drug reps. fourbags

Psychiatrist Dr. Daniel Carlat is a compelling storyteller. One especially compelling story, Dr. Drug Rep, was told in the pages of the New York Times Magazine about his own very brief career moonlighting as a Big Pharma drug rep.

Once upon a time, he explained, on a blustery fall New England day in 2001, a friendly sales manager from Wyeth Pharmaceuticals came into his medical office and made him an offer he found hard to refuse.

“He asked me if I’d like to give talks to other doctors about using Effexor XR for treating depression. It would be pretty easy. Wyeth would provide a set of slides and even pay for me to attend a speaker’s training session.

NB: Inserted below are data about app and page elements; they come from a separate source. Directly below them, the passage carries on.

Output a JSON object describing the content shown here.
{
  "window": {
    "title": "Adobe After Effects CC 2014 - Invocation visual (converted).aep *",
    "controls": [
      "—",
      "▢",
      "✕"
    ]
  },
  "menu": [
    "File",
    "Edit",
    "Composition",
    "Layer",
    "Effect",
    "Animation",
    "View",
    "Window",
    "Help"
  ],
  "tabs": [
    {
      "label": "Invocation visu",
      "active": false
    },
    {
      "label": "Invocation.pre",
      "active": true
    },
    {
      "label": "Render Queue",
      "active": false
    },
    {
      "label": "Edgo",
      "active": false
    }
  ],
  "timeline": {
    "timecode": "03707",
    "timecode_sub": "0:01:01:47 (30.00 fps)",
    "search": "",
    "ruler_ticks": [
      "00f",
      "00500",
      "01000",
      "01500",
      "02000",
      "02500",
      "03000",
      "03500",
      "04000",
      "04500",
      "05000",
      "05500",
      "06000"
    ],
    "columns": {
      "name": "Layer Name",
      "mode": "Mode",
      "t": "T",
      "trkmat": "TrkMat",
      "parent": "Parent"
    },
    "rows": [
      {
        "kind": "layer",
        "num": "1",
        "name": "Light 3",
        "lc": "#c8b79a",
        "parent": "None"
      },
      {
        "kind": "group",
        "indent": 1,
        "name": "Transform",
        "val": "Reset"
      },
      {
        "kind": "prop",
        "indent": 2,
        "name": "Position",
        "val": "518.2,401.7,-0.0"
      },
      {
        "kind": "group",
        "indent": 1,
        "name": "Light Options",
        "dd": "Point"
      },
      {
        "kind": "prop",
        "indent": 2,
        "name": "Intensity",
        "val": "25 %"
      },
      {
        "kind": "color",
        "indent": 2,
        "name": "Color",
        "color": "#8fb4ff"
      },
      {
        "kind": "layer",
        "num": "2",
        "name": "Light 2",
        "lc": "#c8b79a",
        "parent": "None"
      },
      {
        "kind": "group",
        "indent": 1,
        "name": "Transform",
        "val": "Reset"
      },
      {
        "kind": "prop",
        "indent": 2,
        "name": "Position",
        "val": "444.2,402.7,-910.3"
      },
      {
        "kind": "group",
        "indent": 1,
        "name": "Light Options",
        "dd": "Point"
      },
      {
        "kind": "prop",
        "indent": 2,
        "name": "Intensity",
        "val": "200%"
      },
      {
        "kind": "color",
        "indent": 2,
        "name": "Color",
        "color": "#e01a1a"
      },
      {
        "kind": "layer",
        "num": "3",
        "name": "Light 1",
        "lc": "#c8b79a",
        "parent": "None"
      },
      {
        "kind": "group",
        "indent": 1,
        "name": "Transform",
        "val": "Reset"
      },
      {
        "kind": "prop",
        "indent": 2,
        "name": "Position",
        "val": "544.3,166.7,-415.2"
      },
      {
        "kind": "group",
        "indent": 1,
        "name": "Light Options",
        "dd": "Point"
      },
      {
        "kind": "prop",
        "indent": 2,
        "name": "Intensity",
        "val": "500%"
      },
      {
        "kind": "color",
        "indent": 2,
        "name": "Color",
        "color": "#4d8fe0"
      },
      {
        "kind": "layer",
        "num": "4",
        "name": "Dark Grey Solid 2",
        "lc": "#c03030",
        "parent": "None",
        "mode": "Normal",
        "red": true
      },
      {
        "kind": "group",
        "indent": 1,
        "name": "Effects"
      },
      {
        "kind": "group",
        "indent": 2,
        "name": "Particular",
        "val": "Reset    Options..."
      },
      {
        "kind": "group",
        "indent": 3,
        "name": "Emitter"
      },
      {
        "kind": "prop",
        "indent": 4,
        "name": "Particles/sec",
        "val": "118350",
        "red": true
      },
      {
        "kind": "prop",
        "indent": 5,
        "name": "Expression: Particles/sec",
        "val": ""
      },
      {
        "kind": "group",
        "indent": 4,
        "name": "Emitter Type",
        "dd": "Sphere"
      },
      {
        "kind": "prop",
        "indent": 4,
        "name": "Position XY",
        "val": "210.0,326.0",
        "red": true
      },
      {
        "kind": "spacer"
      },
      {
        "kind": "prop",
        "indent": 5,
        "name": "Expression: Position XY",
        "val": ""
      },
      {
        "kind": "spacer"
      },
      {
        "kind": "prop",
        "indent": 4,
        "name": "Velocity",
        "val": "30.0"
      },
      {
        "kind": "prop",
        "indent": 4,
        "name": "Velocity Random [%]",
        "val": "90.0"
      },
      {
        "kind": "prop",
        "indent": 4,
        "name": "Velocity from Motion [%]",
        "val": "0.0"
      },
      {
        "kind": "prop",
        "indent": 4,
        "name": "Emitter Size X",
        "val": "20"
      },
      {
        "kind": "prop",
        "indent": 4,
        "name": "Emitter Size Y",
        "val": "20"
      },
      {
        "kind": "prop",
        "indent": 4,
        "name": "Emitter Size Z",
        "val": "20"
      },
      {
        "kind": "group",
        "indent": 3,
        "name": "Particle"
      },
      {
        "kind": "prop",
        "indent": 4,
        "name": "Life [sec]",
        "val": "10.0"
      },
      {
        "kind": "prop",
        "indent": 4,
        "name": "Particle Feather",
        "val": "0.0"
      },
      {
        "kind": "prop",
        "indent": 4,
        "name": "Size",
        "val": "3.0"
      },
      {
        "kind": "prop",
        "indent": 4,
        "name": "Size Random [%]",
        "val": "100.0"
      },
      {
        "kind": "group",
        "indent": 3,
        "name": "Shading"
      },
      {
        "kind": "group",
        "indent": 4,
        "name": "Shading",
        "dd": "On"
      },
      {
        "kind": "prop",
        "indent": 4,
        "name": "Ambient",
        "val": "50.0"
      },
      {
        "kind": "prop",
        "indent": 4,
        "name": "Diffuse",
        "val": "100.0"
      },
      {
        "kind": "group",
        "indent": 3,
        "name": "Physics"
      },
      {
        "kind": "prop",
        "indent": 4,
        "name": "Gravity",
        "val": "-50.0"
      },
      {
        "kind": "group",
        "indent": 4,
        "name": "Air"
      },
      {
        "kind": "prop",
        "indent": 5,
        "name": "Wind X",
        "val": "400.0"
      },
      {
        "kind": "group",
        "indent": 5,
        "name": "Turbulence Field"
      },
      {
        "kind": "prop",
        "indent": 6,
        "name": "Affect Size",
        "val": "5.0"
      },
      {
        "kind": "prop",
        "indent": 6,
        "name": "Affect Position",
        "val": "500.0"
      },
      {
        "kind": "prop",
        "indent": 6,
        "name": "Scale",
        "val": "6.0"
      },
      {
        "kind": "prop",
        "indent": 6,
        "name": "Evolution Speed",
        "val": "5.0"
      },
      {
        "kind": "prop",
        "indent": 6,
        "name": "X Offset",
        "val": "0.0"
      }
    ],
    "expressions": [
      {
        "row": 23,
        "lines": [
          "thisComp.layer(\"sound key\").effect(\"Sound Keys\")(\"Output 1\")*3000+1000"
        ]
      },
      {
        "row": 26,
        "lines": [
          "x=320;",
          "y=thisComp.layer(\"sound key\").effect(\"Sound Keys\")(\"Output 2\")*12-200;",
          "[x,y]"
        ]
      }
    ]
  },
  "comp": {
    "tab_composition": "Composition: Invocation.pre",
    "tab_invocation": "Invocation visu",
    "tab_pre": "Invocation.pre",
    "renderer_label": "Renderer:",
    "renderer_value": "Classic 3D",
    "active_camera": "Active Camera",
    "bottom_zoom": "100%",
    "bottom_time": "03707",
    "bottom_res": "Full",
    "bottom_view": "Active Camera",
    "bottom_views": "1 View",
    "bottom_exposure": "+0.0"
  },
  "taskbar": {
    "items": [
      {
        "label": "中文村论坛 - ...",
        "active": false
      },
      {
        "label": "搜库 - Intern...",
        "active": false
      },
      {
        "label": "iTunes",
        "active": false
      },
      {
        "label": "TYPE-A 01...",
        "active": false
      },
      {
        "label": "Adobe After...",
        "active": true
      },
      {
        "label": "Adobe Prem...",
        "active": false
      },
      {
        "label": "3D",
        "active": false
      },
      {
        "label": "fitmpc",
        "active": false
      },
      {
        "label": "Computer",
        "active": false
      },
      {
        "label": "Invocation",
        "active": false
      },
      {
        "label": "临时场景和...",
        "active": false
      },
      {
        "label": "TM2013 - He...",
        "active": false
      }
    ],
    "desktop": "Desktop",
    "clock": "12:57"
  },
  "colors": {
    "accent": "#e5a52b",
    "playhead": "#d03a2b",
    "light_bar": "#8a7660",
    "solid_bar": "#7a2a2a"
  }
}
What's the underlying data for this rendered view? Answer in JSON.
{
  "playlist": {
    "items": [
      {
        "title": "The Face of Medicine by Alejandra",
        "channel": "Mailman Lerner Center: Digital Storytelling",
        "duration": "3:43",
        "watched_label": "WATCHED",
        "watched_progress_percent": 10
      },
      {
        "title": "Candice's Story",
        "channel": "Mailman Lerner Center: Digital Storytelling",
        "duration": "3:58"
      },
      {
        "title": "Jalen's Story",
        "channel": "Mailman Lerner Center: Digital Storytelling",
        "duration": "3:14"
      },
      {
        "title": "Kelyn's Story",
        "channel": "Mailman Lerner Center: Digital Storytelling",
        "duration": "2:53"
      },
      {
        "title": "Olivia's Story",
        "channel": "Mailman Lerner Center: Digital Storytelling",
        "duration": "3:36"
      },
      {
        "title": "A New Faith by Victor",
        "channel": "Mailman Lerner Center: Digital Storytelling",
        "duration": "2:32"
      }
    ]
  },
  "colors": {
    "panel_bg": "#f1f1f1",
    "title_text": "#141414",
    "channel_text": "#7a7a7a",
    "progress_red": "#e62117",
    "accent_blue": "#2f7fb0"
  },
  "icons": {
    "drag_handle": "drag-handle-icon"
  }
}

“I would be paid $500 for one-hour Lunch and Learn talks at local doctors’ offices, or $750 if I had to drive out of town. I would be flown to New York City for a ‘faculty-development program,’ where I would be pampered in a midtown hotel for two nights, and would be paid an additional honorarium.”   Continue reading